Teotl Expansion is a duo specializing in minimalist piano compositions, similar to the likes of fellow purveyors of glitch based ambient music such as Alva Noto, Fennesz, and Tim Hecker their debut ‘EP’ consists of three chopped up glitchy tracks that provide the listener with a breed of easy listening that never feels boring.
The music Teotl Expansion make could be easily described as simple or minimalistic and while that may be true the description itself is too simple for its own good because beyond the clean droning washes of spacial beauty and piano arrangements is something far more vast and complex. The duo has made one of the most prominent instruments, an instrument that is associated with, perhaps lost to music of the past and shaped it into something new using instruments pertaining to a more modern identity.
The glitchy ambient compositions that musicians such as Tim Hecker and Fennesz have pioneered are present within Teotl Expansion’s sound although while similar Teotl Expansion keeps things much simpler, not so much in playing, the layered piano based patterns are fairly complex but the music is limited mostly to these glitchy piano melodies as opposed to atmospherics and textures.
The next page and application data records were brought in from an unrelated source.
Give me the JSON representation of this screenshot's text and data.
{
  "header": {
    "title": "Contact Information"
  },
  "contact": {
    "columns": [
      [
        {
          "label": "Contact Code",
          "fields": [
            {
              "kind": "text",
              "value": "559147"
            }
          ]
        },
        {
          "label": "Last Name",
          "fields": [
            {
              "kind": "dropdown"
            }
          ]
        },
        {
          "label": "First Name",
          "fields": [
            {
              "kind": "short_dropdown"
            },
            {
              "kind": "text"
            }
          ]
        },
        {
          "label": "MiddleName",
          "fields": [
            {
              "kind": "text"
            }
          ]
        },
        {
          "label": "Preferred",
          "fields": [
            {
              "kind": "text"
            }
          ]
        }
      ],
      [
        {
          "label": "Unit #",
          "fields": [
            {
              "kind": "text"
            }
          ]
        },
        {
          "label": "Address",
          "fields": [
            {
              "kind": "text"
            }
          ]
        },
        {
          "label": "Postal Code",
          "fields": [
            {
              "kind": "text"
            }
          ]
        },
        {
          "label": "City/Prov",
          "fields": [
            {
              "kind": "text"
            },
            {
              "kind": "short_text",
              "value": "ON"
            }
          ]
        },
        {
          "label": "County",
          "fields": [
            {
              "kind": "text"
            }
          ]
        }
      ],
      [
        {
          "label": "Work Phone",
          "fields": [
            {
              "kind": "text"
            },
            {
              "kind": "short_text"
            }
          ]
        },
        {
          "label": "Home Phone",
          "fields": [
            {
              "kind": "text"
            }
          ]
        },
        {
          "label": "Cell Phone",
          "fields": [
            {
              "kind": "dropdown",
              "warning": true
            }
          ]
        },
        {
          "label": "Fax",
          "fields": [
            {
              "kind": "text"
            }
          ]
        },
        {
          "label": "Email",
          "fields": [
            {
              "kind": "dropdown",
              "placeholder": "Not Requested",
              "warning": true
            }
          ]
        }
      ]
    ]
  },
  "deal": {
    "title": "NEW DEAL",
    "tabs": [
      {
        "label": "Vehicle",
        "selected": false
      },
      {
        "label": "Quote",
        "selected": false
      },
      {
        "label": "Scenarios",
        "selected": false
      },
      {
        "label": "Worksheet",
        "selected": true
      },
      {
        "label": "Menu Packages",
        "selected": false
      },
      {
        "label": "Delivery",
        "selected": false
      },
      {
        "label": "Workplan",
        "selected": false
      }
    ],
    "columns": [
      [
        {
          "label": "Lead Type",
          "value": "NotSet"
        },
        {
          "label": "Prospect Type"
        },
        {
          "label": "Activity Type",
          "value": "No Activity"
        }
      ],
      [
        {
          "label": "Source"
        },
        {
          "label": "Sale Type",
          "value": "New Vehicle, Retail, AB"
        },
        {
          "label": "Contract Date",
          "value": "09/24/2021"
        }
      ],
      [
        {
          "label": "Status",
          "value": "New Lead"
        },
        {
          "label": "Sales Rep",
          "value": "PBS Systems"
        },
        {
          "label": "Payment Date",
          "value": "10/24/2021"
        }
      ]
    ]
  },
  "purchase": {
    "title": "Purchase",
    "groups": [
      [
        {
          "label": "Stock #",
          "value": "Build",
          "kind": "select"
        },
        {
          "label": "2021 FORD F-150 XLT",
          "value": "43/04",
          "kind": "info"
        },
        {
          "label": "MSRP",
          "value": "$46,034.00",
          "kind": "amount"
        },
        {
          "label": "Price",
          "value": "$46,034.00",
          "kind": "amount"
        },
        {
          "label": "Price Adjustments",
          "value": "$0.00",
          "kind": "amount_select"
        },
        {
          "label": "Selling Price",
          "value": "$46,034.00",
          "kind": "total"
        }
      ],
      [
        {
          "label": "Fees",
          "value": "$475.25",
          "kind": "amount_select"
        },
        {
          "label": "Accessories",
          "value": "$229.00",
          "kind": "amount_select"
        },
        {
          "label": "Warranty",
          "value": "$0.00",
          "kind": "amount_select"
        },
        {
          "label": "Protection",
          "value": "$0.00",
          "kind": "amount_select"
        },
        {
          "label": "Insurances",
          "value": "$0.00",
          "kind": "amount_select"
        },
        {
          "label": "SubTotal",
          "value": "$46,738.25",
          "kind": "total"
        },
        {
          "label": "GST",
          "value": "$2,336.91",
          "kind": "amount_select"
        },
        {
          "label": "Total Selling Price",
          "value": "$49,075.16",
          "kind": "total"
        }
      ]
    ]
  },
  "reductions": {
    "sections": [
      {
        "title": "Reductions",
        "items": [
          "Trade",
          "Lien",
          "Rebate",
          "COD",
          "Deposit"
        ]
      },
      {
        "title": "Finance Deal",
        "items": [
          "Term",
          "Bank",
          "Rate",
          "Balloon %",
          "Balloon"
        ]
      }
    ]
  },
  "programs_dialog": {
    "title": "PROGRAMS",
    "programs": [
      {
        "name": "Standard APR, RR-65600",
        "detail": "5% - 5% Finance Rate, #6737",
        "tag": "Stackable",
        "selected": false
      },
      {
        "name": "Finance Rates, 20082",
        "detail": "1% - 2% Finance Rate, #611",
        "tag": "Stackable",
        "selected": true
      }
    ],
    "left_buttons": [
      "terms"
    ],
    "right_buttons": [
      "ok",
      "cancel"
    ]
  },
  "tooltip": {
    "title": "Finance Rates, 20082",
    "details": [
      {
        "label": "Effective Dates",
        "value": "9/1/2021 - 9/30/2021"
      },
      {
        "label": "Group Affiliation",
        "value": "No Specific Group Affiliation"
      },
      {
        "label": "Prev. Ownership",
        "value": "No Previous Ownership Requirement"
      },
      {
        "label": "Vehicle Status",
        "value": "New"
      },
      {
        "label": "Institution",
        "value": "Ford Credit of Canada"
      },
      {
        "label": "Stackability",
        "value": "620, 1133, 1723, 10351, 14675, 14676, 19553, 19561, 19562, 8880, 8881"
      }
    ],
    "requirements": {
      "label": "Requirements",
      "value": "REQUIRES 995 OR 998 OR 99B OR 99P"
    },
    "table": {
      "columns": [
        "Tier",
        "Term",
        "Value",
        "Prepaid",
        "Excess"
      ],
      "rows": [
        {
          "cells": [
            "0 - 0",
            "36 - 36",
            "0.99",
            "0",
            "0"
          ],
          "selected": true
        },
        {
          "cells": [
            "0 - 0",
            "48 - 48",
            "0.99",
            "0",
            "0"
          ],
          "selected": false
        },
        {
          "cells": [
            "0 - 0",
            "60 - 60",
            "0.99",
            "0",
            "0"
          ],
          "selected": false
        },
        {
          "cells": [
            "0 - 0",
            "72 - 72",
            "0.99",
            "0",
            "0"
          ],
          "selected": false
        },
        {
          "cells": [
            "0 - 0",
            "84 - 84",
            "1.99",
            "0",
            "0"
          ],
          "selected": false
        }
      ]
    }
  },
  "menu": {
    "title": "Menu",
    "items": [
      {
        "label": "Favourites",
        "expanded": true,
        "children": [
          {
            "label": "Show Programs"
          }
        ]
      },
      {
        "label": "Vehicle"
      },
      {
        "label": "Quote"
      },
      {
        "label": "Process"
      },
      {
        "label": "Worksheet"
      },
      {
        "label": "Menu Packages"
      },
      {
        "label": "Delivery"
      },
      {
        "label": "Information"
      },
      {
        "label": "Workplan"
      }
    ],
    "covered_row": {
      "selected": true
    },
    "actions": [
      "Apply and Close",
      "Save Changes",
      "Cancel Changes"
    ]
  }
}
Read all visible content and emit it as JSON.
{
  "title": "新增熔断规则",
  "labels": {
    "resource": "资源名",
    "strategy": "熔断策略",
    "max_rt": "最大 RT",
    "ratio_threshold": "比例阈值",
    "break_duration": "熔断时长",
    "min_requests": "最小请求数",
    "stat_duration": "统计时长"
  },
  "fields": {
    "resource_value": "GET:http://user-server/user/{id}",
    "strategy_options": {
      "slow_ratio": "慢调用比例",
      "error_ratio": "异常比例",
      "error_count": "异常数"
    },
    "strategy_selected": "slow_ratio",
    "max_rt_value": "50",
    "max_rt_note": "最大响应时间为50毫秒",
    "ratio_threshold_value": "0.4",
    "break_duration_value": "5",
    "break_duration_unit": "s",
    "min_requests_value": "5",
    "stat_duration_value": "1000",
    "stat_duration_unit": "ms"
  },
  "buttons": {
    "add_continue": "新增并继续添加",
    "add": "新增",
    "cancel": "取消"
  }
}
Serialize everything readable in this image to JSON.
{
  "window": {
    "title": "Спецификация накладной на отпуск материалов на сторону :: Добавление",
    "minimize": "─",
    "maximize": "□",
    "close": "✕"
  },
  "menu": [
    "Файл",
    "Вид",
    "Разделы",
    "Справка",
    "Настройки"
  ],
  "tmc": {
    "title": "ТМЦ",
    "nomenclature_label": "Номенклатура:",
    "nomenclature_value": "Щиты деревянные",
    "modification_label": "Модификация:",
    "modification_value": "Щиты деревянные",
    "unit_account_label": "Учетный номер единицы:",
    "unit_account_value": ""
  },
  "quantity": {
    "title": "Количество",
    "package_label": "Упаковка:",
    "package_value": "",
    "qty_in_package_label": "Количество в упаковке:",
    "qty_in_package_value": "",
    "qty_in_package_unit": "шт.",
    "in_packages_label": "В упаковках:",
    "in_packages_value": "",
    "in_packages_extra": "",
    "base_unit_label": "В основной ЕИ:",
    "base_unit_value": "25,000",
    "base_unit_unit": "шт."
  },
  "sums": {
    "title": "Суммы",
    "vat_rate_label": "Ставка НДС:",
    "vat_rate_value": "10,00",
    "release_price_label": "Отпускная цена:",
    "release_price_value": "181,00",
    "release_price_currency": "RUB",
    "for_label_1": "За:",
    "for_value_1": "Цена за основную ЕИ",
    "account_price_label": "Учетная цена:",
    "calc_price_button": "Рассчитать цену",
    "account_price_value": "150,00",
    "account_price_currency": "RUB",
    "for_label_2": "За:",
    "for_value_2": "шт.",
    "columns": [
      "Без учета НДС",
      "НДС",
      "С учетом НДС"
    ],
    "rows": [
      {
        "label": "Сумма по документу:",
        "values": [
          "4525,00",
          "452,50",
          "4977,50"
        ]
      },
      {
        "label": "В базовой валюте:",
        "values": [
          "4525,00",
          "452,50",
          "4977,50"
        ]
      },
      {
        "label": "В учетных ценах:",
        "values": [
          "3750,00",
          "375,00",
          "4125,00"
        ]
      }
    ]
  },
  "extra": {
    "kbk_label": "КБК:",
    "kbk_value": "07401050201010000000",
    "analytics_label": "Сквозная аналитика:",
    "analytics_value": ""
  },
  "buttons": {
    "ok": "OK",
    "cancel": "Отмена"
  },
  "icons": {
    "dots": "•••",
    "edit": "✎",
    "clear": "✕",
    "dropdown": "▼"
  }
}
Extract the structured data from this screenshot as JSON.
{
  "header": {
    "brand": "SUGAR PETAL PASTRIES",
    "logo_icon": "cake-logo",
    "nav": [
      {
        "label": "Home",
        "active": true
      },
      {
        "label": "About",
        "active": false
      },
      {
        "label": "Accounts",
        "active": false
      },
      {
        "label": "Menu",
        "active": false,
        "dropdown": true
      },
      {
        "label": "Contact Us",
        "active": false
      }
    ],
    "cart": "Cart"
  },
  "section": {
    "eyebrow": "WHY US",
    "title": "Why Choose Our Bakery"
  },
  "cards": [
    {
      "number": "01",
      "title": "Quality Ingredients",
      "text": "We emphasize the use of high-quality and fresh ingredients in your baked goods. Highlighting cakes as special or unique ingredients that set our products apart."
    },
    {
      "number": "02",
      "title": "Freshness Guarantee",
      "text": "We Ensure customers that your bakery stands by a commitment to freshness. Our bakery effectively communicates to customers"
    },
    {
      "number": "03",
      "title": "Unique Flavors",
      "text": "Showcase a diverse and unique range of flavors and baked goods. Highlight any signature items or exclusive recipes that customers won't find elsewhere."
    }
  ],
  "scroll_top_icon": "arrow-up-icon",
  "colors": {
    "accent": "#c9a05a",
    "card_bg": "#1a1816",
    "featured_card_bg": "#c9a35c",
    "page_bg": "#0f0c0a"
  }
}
Although I do enjoy the idea of using a limited sound pallet, their choice to refrain from ambitious and unnecessary sounds, at times the simplicity of the music this duo creates does make me want to hear what they could achieve by implementing textures and other sounds into their work. The duo does a nice job at making an old instrument sound so modern while keeping things simple and while it is organic in a way, their were a few moments where the compositions began to grow uninteresting. While glitchy techniques do change things up and help keep my interest one can only listen to a variation on a theme for so long. The third track, “Geodesics” features much more progression than the other two tracks by breaking away from the structural layered patterns that were present on the other two tracks and featuring more synthetic tones.
We’ve all heard these sounds before; these serene piano melodies that our ears have become so accustomed to, sounds that do not pertain only to one style of music but one that spans genres. We can easily identify with them but it is only now within the context of modern times, by digital means that we can hear them take a new shape and sound, we have the ability to mold them into something new and vastly expand upon what we’ve grown so familiar with, tired of even and this is what Teotl Expansion has proven to be capable of with this 3 track EP. The name of this release suggests what I am assuming is a possible series of sorts; what that series entails I am not sure, however, Teotl Expansion’s debut EP is a nice taste for what is hopefully an exercise in a continuous pursuit to mesh classical instrumentation with a modern sound which the duo already does so well. This is definitely one of the most original EPs I have heard this year so I anticipate to see what this duo is capable of with further releases.
Overall rating: 7.4
Favorite Track: ‘Geodesics’
Recommended: Glitch based ambient bliss similar to Alva Noto, Ryuichi Sakamoto, Tim Hecker, and Fennesz